Expert witness vs treating therapist
There are many sorts of witness; some of the most important ones happen to be the Expert and the Therapist. The input of an expert witness validates the legal decisions at a tribunal (Campbell 2011). The expert is guided by facts and law; they are impartial to the person being trialed. On the other side, is the treating therapist, the professional witness, who regards only the patient’s health (Higgens 2007). The therapist can circumstantially be regarded as a witness because she is guided by the best interest of the patient (Reid 2010). Between both witnesses and how they present evidence, the therapists must seek to protect the patient where the expert will protect nonnegotiable facts.
The court is partial toward expert witnesses. This is evident to an expert witness being admissible, automatically acceptable, in a court of law—and in some cases, a mandatory aspect. This is popular compared to the infrequent necessity of a therapist. The feeling transcends as experts and scholars alike have observed the knowledge of a therapist to be a limited, if not a blind-sighted perspective. Even the court of law has set a benchmark for the extent to which such evidence will be adduced where the therapist can by-right-refuse to offer, divulge, in evidence.
The treating therapist has privilege. Why the therapist can refuse is expected to be in the best interest of the client. Because a therapist’s evidence is obtained in-confidence, she can assert professional privilege and rightly decline to submit thorough evidence. If the court requires more, then the law provides for a subpoena to which a therapist is bound to, and cannot ignore. An extension of a therapist providing evidence is employing others, possibly an expert witness, to speak her behalf. When using an expert witness, the only required evidence is adducing what is legally relevant rather than evidence that can be taken out of context.
Caution between the expert witness and the therapist is imbalanced. An expert witness has little to fear when adducing, offering evidence. What they say is backed by facts and other leading experts. The same could be said for therapists, but there is more to consider. A therapist must exercise caution, and are professionally advised to do so with matters of evidence (Higgins 2007). A therapist would be savvy to know that matters of opinion are optional, and they are not required to adduce such evidence. This does not extend to the therapist informing detailed evidence because, within a case, it is essential to consider when the meddling of some called hearsay can be present—where the information has been filtered through to many matters instead of having a direct source (Kassin, Fein, & Markus 2011).

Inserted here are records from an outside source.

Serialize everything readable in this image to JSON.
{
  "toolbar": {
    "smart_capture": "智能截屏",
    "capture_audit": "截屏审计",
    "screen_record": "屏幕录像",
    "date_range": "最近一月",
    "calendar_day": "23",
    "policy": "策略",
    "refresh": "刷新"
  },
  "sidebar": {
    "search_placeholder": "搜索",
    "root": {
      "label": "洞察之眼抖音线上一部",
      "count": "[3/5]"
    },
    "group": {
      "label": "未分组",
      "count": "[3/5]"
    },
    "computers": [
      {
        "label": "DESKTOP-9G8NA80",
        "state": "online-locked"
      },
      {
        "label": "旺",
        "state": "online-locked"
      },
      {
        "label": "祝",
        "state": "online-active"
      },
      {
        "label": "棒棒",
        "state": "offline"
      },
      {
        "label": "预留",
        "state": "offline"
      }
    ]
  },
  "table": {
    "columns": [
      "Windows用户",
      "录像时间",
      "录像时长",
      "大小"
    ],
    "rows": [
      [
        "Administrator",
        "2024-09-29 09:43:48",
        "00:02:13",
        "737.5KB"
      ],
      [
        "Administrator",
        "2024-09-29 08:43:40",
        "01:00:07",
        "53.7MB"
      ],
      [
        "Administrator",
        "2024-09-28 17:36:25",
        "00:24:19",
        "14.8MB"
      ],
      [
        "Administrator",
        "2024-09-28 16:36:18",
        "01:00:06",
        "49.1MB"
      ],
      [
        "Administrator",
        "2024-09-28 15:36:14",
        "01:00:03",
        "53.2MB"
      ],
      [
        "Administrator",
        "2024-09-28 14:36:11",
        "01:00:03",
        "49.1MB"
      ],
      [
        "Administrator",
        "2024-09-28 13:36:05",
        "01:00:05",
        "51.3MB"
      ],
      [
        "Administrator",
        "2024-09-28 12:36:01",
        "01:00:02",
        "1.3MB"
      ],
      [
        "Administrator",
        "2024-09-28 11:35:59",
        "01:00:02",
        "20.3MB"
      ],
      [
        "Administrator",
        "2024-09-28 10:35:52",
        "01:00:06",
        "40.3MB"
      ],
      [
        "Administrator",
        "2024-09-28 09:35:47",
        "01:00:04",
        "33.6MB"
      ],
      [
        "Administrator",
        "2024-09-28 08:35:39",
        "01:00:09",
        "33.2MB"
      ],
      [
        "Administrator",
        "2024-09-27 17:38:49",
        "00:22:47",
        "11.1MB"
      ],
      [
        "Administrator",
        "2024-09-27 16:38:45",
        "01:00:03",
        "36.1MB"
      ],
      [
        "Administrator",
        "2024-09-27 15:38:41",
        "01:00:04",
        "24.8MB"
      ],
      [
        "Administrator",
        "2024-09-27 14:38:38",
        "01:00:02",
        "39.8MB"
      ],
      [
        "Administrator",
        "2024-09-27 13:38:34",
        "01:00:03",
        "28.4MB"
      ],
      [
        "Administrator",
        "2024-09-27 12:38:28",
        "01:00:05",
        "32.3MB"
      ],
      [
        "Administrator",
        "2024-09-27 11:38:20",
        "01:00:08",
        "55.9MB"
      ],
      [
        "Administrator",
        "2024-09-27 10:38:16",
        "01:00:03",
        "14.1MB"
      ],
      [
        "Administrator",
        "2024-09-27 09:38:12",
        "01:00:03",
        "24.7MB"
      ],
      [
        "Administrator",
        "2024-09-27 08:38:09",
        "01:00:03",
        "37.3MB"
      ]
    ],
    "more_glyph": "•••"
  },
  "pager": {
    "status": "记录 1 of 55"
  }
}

A therapist can be used against her own client. The notes of psychotherapy are no exception to hearsay evidence, and are considered admissible. If and when an attorney demands for the psychotherapist’s notes, the content is solely used to advance the case of the attorney’s client. A therapist cannot refuse this request, and is actually compelled to adduce such evidence for the consumption of court (Campell 2011). The therapist’s confidence is being abused because the notes recorded (be it on tape, video, or notepad) were obtained outside of court or before there ever was a trial. In addition, the confidence is provided as corroborative evidence for the attorney despite how close its obtaining is to being hearsay. This inclusionary exception to the ordinarily inadmissible evidence is possibly informed by the need to meet the ends of justice.
Between an expert and a therapist, there are benefits and abuses. A cunning attorney can use either to assert justice. The expert is an esteemed witness, and is undeniable in their professionalism. The therapist, however, is a sympathetic witness seeking to defend the seriousness of her profession, professionalism, and her client’s health. Compared to the expert, the therapist has much more to juggle. With an expert witness, the evidence is adduced, as-is facts, without much room for fault or misinterpretation. This is superbly more credible when considering no matter how efficient the opinion of a therapist may be, it only takes a subpoena or a lawyer’s request, to undo it. Depending on the circumstance of how the therapist is originally involved, one would hope his worst chance doesn’t involve one.
Campell, T. (2011, November 2). Treating Therapist v Expert Witness. Retrieved September 13, 2013, from Issues of Forensic Psychology: http://www.campsych.com/witness.htm
Higgins, T. E. (2007). Social Psychology: Handbook of Basic Principles. New York: Guilford Press.
Kassin, S., Fein, S., & Markus, H. (2011). Social Psychology. New York: Cengage Learning.
Moser, R., & Barbrack, C. (n.d.). An Urgent Call: Treating Psychologists Are Not Expert Witnesses.
Reid, W. (2010). When Lawyers Call Clinicians. Journal of Psychiatric Practice, 253-257.